*Task objective*: Search the material for "石家庄市人民政府" and copy each line in which it is found.
--------------------------------
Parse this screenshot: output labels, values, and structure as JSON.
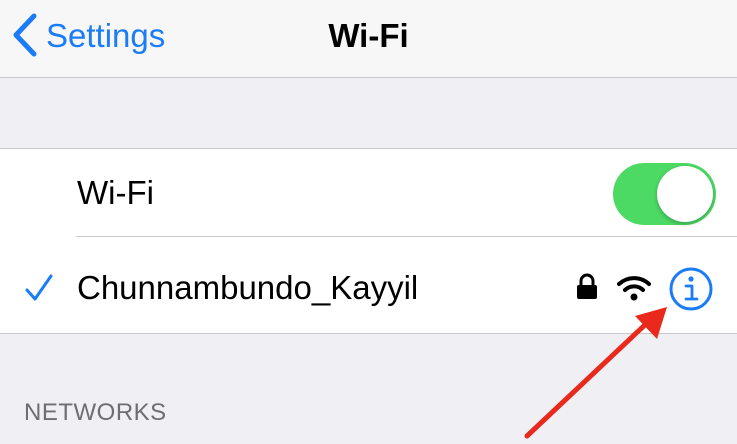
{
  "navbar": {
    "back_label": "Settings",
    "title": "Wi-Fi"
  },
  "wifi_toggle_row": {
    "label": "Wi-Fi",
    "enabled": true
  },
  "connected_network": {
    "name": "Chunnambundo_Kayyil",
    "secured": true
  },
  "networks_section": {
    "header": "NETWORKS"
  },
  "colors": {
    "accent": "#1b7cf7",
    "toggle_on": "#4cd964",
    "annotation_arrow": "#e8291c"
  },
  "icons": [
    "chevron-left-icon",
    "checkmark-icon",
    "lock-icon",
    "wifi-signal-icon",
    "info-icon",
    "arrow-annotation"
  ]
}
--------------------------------
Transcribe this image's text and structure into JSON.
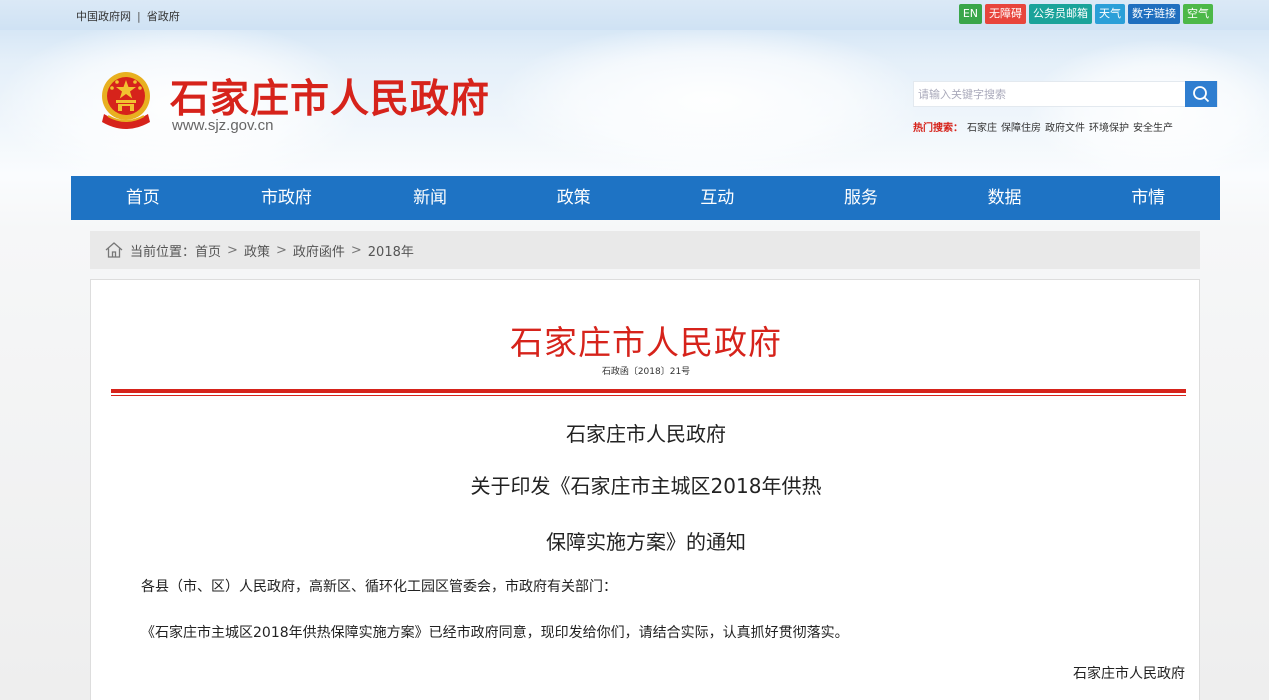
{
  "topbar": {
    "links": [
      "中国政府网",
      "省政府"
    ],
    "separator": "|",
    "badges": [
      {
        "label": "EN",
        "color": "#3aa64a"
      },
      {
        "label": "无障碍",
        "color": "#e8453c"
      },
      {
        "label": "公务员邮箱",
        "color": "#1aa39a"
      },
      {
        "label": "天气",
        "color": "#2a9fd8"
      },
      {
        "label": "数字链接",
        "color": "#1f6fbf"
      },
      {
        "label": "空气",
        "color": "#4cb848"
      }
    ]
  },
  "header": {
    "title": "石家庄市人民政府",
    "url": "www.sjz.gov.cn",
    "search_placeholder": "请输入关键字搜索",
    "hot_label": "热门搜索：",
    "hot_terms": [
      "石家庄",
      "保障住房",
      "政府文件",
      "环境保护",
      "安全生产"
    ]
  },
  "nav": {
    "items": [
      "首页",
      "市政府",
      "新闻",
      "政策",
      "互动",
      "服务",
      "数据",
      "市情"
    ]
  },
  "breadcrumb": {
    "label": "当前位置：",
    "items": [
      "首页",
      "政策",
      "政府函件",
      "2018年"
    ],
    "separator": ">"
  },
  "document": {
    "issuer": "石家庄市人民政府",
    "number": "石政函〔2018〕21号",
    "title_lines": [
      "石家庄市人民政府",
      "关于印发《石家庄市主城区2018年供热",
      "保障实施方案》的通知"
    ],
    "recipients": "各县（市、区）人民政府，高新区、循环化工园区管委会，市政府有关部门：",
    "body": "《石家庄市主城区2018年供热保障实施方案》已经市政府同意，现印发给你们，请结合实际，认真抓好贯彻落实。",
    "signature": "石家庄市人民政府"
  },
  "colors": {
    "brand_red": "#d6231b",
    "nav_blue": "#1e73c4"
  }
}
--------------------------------
*Your solution*:
    "title": "石家庄市人民政府",
    "issuer": "石家庄市人民政府",
      "石家庄市人民政府",
    "signature": "石家庄市人民政府"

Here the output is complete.